Here you can hear one of DJ Earworms United State of Pop remixes in which he takes parts from all the chart toppers of 2015 and makes an entire song out of these parts. I don’t think the question is whether DJ Earworm is creative as many consider his works to be a fantastic way to review the music culture and trends of a year. Jan O’Brien says in her article here that Earworms mashups remind us that in 2009 music was all about getting back up after getting knocked down and 2010 is all about partying. Earworm makes a point about this in the following video saying he plans the mashups according to a trend, for example the 2015 remix is about addiction and needing more. This is interesting because it shows not only is there value in listening to his arrangements as entertainment but they also have a deeper message which would have taken some thought to implement.

In the same video DJ Earworm remarks that he is constantly “walking on eggshells” as in he doesn’t know when he’s going to get in trouble for creating these works.

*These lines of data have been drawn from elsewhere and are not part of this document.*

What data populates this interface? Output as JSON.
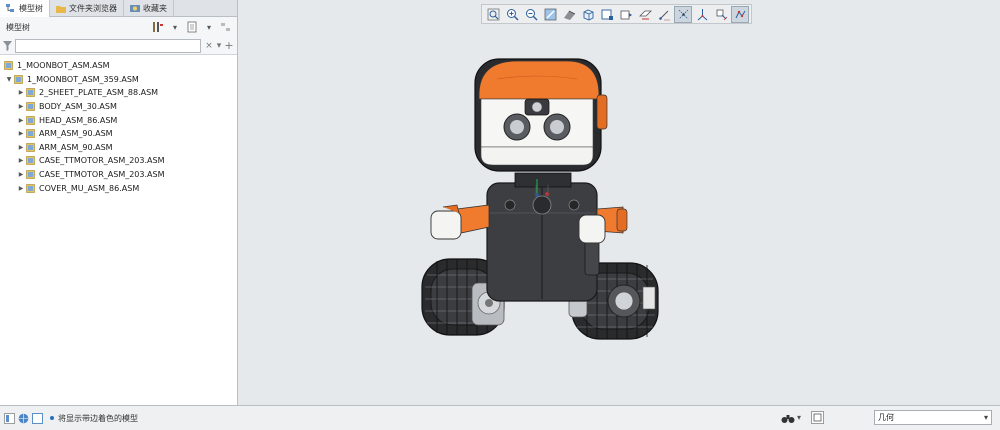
{
  "tabs": [
    {
      "label": "模型树",
      "icon": "model-tree-icon",
      "active": true
    },
    {
      "label": "文件夹浏览器",
      "icon": "folder-icon",
      "active": false
    },
    {
      "label": "收藏夹",
      "icon": "favorites-icon",
      "active": false
    }
  ],
  "panel": {
    "title": "模型树",
    "filter_placeholder": ""
  },
  "tree": [
    {
      "label": "1_MOONBOT_ASM.ASM",
      "level": 0,
      "expander": ""
    },
    {
      "label": "1_MOONBOT_ASM_359.ASM",
      "level": 1,
      "expander": "▼"
    },
    {
      "label": "2_SHEET_PLATE_ASM_88.ASM",
      "level": 2,
      "expander": "▶"
    },
    {
      "label": "BODY_ASM_30.ASM",
      "level": 2,
      "expander": "▶"
    },
    {
      "label": "HEAD_ASM_86.ASM",
      "level": 2,
      "expander": "▶"
    },
    {
      "label": "ARM_ASM_90.ASM",
      "level": 2,
      "expander": "▶"
    },
    {
      "label": "ARM_ASM_90.ASM",
      "level": 2,
      "expander": "▶"
    },
    {
      "label": "CASE_TTMOTOR_ASM_203.ASM",
      "level": 2,
      "expander": "▶"
    },
    {
      "label": "CASE_TTMOTOR_ASM_203.ASM",
      "level": 2,
      "expander": "▶"
    },
    {
      "label": "COVER_MU_ASM_86.ASM",
      "level": 2,
      "expander": "▶"
    }
  ],
  "graphics_toolbar": [
    "refit-icon",
    "zoom-in-icon",
    "zoom-out-icon",
    "repaint-icon",
    "display-style-icon",
    "saved-views-icon",
    "named-view-icon",
    "view-manager-icon",
    "section-icon",
    "sketch-display-icon",
    "datum-plane-display-icon",
    "datum-axis-display-icon",
    "datum-point-display-icon",
    "csys-display-icon"
  ],
  "status": {
    "message": "将显示带边着色的模型",
    "filter_value": "几何"
  },
  "colors": {
    "accent": "#f07a2e",
    "body": "#3a3c3f",
    "background": "#e6e9ec"
  }
}
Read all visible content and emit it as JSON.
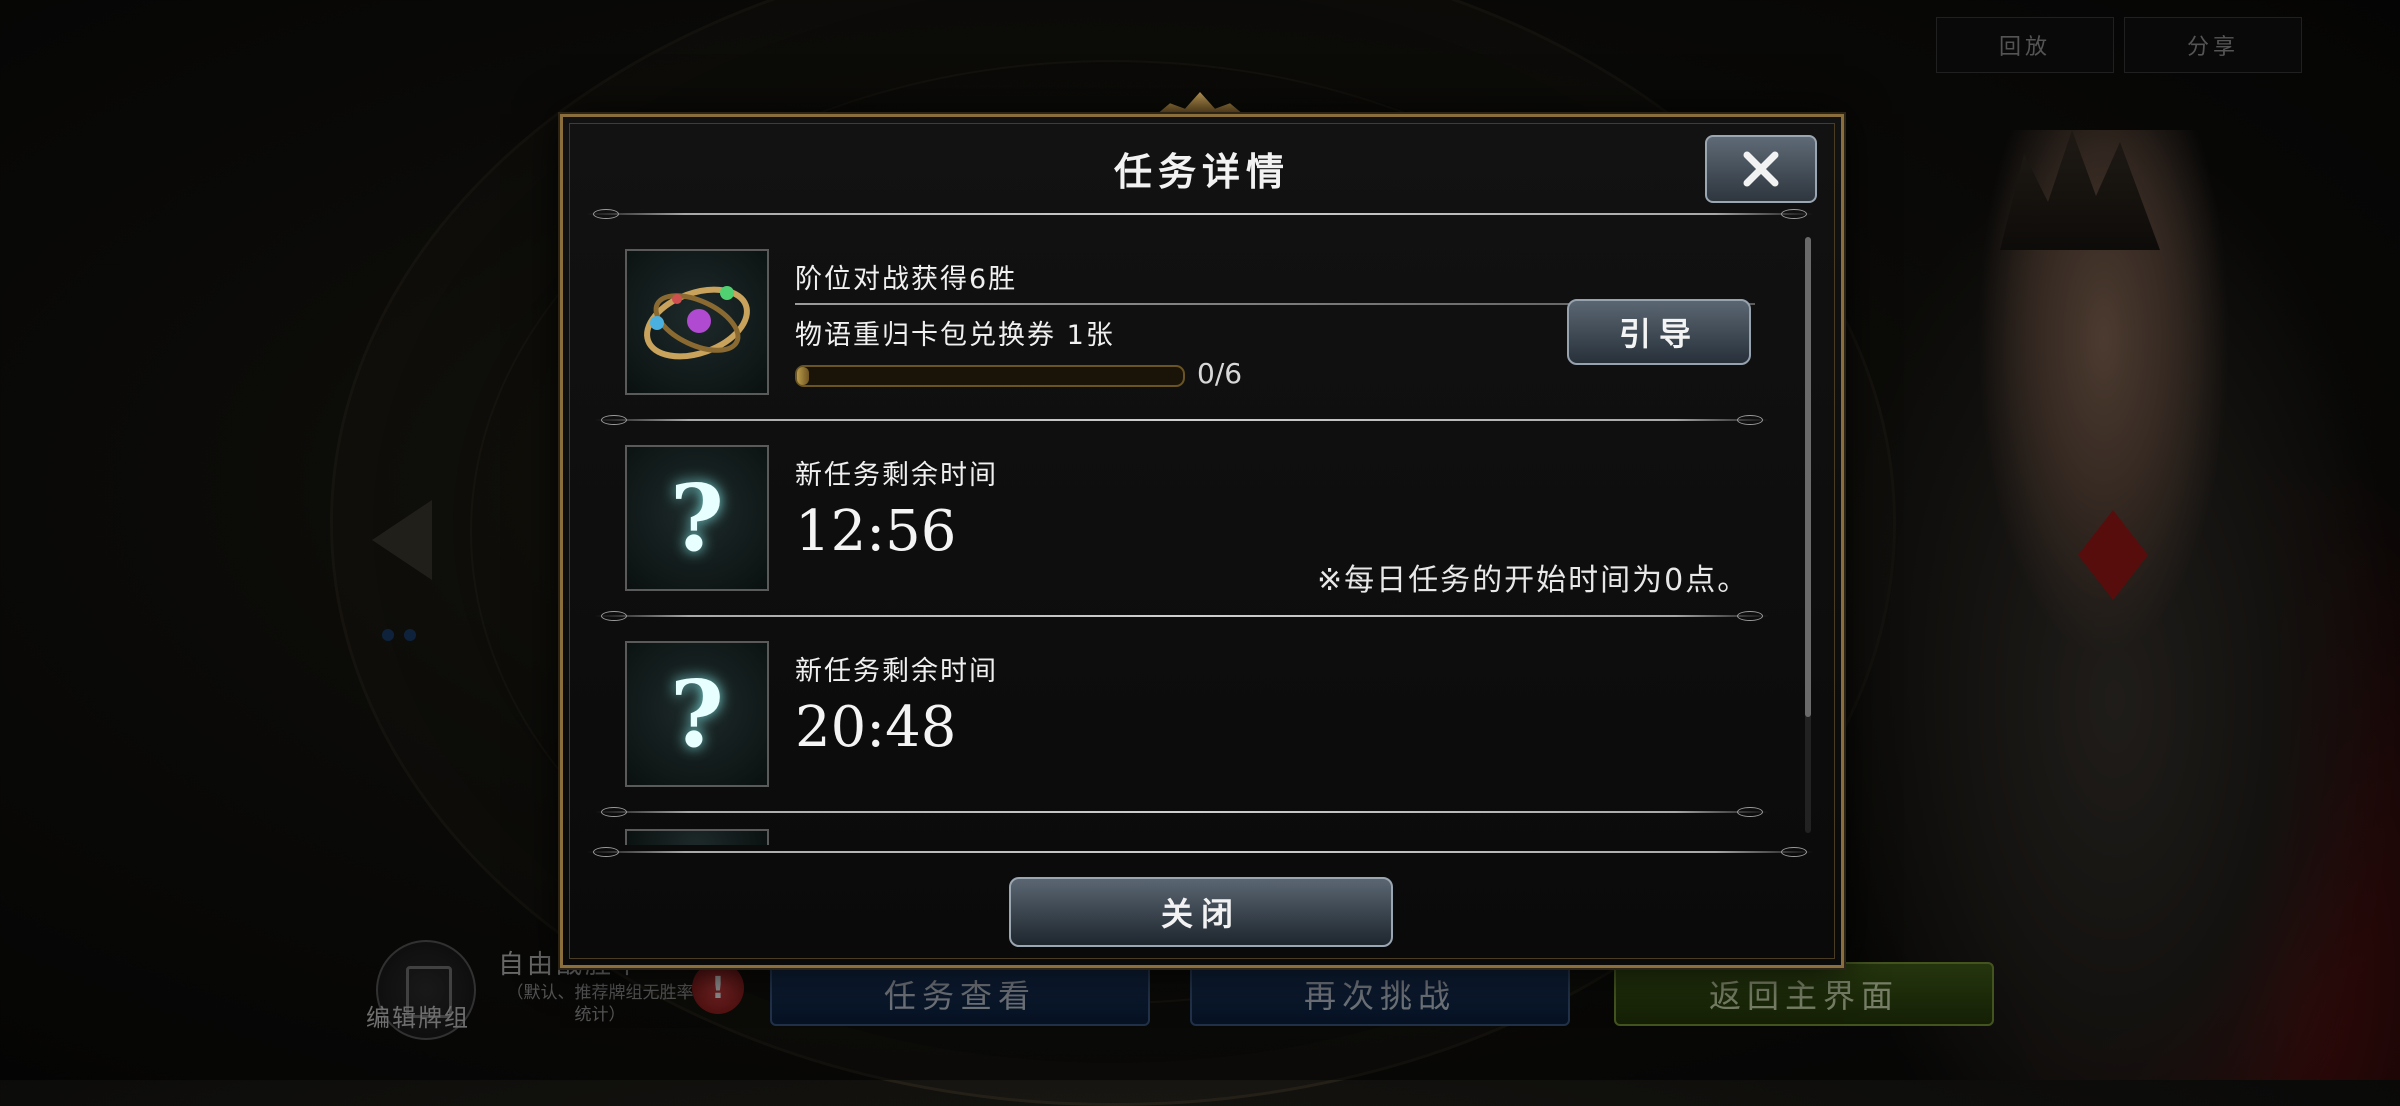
{
  "top_bar": {
    "replay_label": "回放",
    "share_label": "分享"
  },
  "bottom_bar": {
    "deck_label": "编辑牌组",
    "winrate_title": "自由战胜率",
    "winrate_note": "（默认、推荐牌组无胜率统计）",
    "alert_badge": "!",
    "task_view_label": "任务查看",
    "rechallenge_label": "再次挑战",
    "return_main_label": "返回主界面"
  },
  "dialog": {
    "title": "任务详情",
    "close_icon": "close-icon",
    "close_button_label": "关闭",
    "tasks": [
      {
        "name": "阶位对战获得6胜",
        "reward": "物语重归卡包兑换券 1张",
        "progress_text": "0/6",
        "progress_fraction": 0,
        "guide_label": "引导",
        "icon": "orb-artifact-icon"
      },
      {
        "label": "新任务剩余时间",
        "time": "12:56",
        "note": "※每日任务的开始时间为0点。",
        "icon": "question-mark-icon"
      },
      {
        "label": "新任务剩余时间",
        "time": "20:48",
        "icon": "question-mark-icon"
      }
    ]
  },
  "colors": {
    "frame_gold": "#8a6f3c",
    "button_steel": "#5a6672",
    "bottom_blue": "#1c3a66",
    "bottom_green": "#44621a",
    "alert_red": "#d24040"
  }
}
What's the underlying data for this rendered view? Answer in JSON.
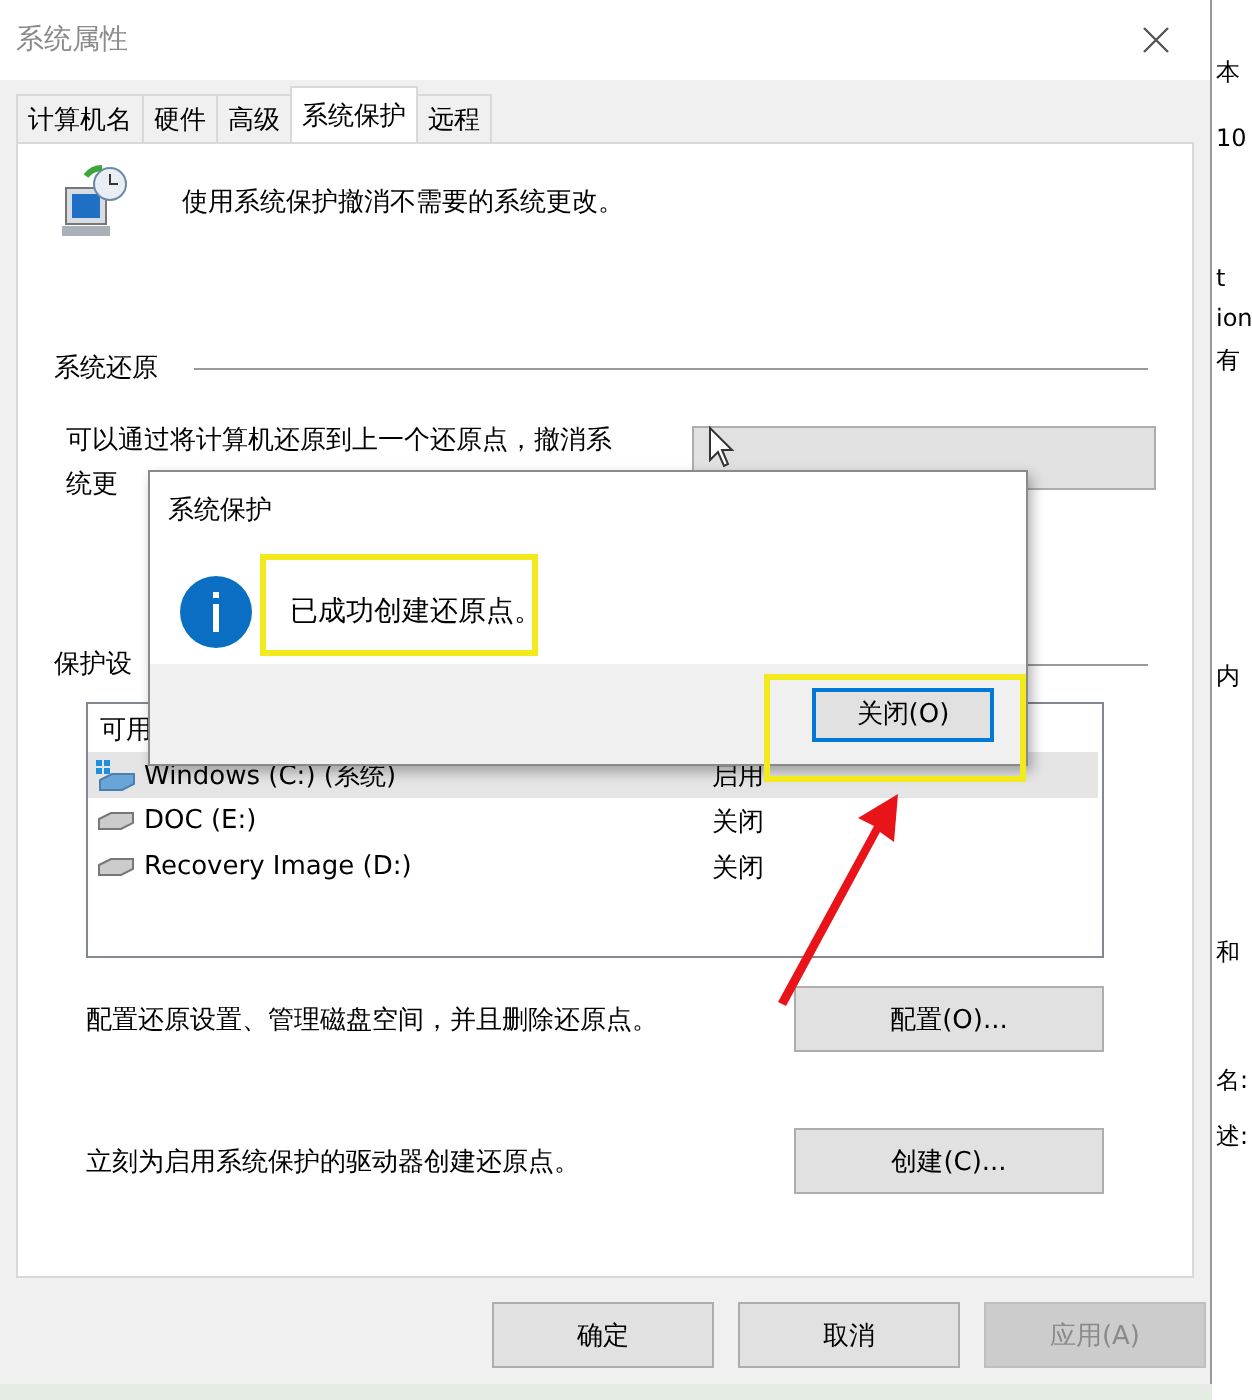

Tim White in this article explains that Earworm is in fact in violation of a number of different copyright laws, however, as he is purely not-for-profit it is general practice for the actual license holders of the music not to sue. This works well as the world would be a pretty sad place if Earworm could be disadvantaged simple for creating something people enjoy. To sum up, remixing like Earworm has done, from a musical standpoint is considered copying and can’t be sold.

In contrast looking at the song “Last Night” by the Strokes and comparing it to “American Girl” by Tom Petty and the Heartbreakers several similarities can be identified, particularly in the rhythm section. However no copyright laws are in breach here and that is because although the musical ideas are similar they are ultimately delivered in a way that allows them to be different.

Because it is not my goal to directly sample and use other people music, like DJ Earworm but instead use similar musical ideas like The Strokes, I feel like I shouldn’t be too worried about getting into trouble with copyright laws. In conclusion it seems like copyright laws are based on common sense and if something sounds the same it’s usually because its been copied.

Hey That Sounds Like…